q(θ)=cos(θ)+sin(θ)i^+sin(θ)j^+sin(θ)k^q(\theta) = \cos(\theta) + \sin(\theta)\hat{i} + \sin(\theta)\hat{j} + \sin(\theta)\hat{k}

However, this suffers from the issue mentioned above, so we actually want to construct it as so:

q(θ)=cos(θ2)+sin(θ2)i^+sin(θ2)j^+sin(θ2)k^q\left(\theta\right) = \cos\left(\frac{\theta}{2}\right) + \sin\left(\frac{\theta}{2}\right)\hat{i} + \sin\left(\frac{\theta}{2}\right)\hat{j} + \sin\left(\frac{\theta}{2}\right)\hat{k}

The resulting quaterion qq can now be used to rotate a vector in three dimensions! Not so shabby, eh?

To actually implement the rotation however, you’ll need a couple more formulas—namely how to multiply quaternions, and how to calculate the inverse of a quaternion.

Multiplying Quaternions

The derivation of multiplying quaternions is fairly straightforward, if somewhat tedious. To save on tedium, I’ll just give you the result here:

q_1q_2=<q_1,wq_2,wq_1q_2,q_1,wq_2+q_2,wq_1+q_1×q_2>\vec{q}\_1 \vec{q}\_2 = \left<q\_{1,w}q\_{2,w} - \vec{q\_1}\cdot\vec{q\_2}, q\_{1,w}\vec{q}\_2 + q\_{2,w}\vec{q}\_1 + \vec{q}\_1 \times \vec{q\_2}\right>
Calculating the Inverse of a Quaternion

The inverse of a quaternion is given via the following formula:

q1=qq2q^{-1} = \frac{q^*}{\left|q\right|^2}

Where qq* represents the conjugate of the quaternion, and is calculated as such:

q=q_wq_xi^q_yj^q_zk^=<q_w,ui^>\begin{aligned} q^* &= q\_w - q\_x\hat{i} - q\_y\hat{j} - q\_z\hat{k} \\ &= \left<q\_w, -\vec{u}\hat{i}\right> \end{aligned}

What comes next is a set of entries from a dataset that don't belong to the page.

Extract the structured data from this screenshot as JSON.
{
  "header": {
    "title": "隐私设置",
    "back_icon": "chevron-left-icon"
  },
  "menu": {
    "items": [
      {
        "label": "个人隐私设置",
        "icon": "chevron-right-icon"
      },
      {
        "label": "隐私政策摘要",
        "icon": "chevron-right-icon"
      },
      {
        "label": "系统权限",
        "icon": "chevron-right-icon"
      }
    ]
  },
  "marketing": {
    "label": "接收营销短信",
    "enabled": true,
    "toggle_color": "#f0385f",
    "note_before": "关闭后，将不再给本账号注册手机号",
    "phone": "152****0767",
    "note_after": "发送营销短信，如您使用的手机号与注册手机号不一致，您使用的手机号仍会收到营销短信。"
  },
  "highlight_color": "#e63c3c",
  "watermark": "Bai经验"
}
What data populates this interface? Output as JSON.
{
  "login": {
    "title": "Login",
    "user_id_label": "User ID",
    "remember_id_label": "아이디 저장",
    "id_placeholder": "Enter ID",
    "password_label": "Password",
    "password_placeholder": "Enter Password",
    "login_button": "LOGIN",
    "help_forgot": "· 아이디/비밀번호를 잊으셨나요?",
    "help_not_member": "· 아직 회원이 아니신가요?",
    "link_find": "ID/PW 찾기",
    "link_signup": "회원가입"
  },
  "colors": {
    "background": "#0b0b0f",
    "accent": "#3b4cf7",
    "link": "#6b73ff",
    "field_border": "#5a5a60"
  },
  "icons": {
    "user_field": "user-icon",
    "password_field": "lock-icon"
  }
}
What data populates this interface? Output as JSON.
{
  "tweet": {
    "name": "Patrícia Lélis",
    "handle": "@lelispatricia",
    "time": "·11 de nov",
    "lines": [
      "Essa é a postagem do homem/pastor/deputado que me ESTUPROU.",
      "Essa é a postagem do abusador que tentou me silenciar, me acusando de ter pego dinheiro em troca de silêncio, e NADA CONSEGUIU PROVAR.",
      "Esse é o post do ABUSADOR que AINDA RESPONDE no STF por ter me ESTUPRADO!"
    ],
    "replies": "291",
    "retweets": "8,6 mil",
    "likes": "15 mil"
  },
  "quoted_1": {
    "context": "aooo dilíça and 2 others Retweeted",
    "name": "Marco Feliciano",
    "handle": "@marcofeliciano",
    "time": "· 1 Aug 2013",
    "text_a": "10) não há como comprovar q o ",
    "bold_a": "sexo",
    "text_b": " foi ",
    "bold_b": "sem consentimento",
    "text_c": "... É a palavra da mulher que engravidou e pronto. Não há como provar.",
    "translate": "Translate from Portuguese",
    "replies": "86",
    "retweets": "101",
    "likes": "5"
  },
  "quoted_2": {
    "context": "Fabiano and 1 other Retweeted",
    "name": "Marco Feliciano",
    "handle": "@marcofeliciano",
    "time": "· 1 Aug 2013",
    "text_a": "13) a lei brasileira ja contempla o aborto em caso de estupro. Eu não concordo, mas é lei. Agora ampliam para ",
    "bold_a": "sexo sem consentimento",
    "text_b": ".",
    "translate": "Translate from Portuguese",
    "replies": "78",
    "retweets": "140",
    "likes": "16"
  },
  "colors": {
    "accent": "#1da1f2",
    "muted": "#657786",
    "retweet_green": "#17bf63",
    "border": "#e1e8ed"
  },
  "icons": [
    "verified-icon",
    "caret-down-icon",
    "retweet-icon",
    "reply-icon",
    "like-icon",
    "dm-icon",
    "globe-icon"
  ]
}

For full in-depth discussion about quaternions, as well as to check out the sources I used for this, please check these places out: